Circling the wagons around Google
ComScore comes out with its second take in a week--this time to counter the impression it believes Google's in trouble. Now all it needs to do is convince the rest of the world.
Earlier in the week, ComScore reported that Google's paid clicks dropped 7 percent between December and January. That was enough to panic already nervous shareholders who proceeded to dump Google's stock in one of Wall Street's (increasingly common) panics.
But Friday morning the Internet ratings agency issued a brief statementmeant to contradict the impression that it believes Google has sprung a leak.
"...the evidence suggests that the softness in Google's paid click metrics is primarily a result of Google's own quality initiatives that result in a reduction in the number of paid listings and, therefore, the opportunity for paid clicks to occur. In addition, the reduction in the incidence of paid listings existed progressively throughout 2007 and was successfully offset by improved revenue per click.

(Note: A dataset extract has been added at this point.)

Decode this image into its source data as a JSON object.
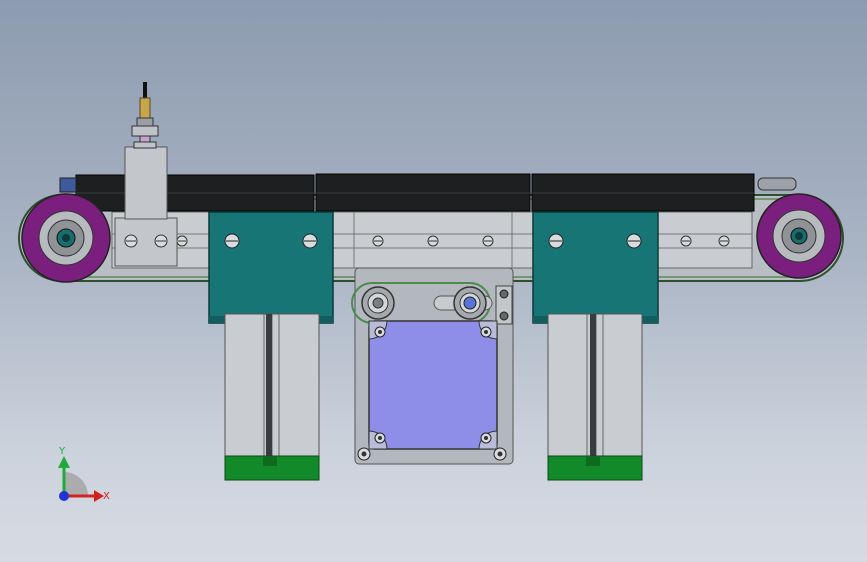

"It is entirely possible, if not likely, that the improved revenue yield will continue to deliver strong revenue growth in the first quarter. Separately, there is no evidence of a slowdown in consumers clicking on paid search ads for rest of the U.S. search market, which comprises 40 percent of all searches."
That's one heck of a circumlocution: Maybe it's me but it recalled that signature line from the Wizard of Oz: "Don't pay attention to the man behind the curtain." For the record, ComScore's PR department told me that it decided to publish the statement because journalists were drawing incorrect conclusions from the data. The spokesman also said Google had not pressured the ratings agency to act.
ComScore's "statement of analysis" was good enough to convince CNBC's Silicon Valley reporter Jim Goldman, whose reliably chirpy optimism about tech stocks seems to gain in the face of each massive sell-off. On his blog, he wrote:
"Yet even ComScore itself is re-evaluating its own data; not saying it got it wrong, but saying instead that the big January drop might come from improvements in Google's click programs and not because of some big drop off in business. ComScore says that since it's not tracking the same kind of drop off in business at other search engines, the issues might be from Google click improvements alone, and not some macro-economic factors instead."
That settles it then. Happy days are back? Well, not exactly. Goldman is part of the perma-bull crowd which predominates on CNBC. This bunch rarely gets out ahead of an economic trend--especially when the indicators start pointing south. I'm not arguing that Google's franchise is in deep trouble. At least, not yet. But who still believes that the company's search-based advertising business will remain intact in the face of a recession? Henry Blodget over at Silicon Alley Insider sure isn't buying it:
"This week, as analysts have rushed to check in with search engine marketers, we have heard reports of weakness in financial services, real-estate, and other categories. Athough Google's click improvement programs are almost certainly contributing to the paid-click fall-off, it seems unlikely that they account for all of it. We therefore continue to view the ComScore report as supporting the theory that Google is exposed to economic weakness."
Since the company went public in 2004, Google has become a Zelig-like metaphor, for bulls and bears. Both sides project what they want. The optimists justified a $700-plus stock price because they expected the good times to continue. The pessimists questioned why you would value a stock that highly with the housing and financial sectors of the economy blowing up and no end in sight. Where the bulls saw clear skies, the bears saw clouds. And so far, there's little argument about who is being proved right as of now.
For most of his tenure, Google CEO Eric Schmidt has had an easy time of it. If he's as good a manager as his press clips claim, now he'll have a chance to earn that reputation. History may not repeat itself exactly but if the economy slips further, a lot of companies will suffer more pain before the selling comes to an end.